Chlamydial conjunctivitis is an infection of the membranes around the eye. Different strains of Chlamydophila psittaci and Chlamydia pecorum bacteria cause significant eye infections in cats. The disease in cats is also known as feline pneumonitis, which can be misleading because these bacteria rarely cause pneumonia in cats. The infection usually involves the eye and the upper respiratory tract (the nose, sinuses, and throat).
Signs in cats range from watery to mucus- and pus-filled inflammation of the conjunctiva and inflammation of the mucous membranes of the nose. Early signs are reddened, slightly swollen conjunctivae in one eye. Conjunctivitis in both eyes develops after a few days, and the conjunctivae become full of blood and swollen around the cornea. The signs are most severe 9 to 13 days after onset and then subside over 2 to 3 weeks. In some cats, however, signs can last for weeks despite treatment, and recurrence is not uncommon.

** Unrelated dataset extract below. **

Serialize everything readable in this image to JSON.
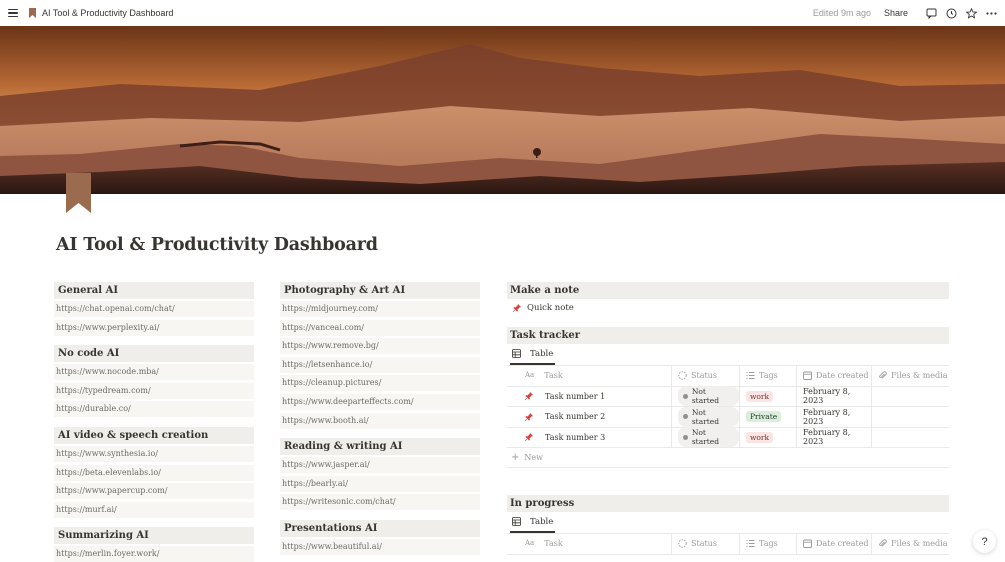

Your veterinarian can confirm the diagnosis by taking a smear from the conjunctiva and finding the chlamydial organism under a microscope. It is important to identify the organism causing conjunctivitis in order to provide effective treatment.
There are various medications and ointments your veterinarian can prescribe after infection occurs. Be sure to follow directions carefully and for the full period prescribed by your veterinarian. To reduce recurrence, treatment in cats is usually continued for 7 to 10 days after signs disappear. So, even though your cat looks better, be sure to follow the treatment program for the full length of time prescribed.
Vaccines are available for chlamydiosis in cats. The vaccine does not completely protect the cat from infection, but it can significantly reduce the severity and likelihood of infection. You may want to discuss with your veterinarian whether vaccination is appropriate for your cat.
Last full review/revision July 2011 by Kirk N. Gelatt, VMD; David G. Baker, DVM, MS, PhD, DACLAM; A. K. Eugster, DVM, PhD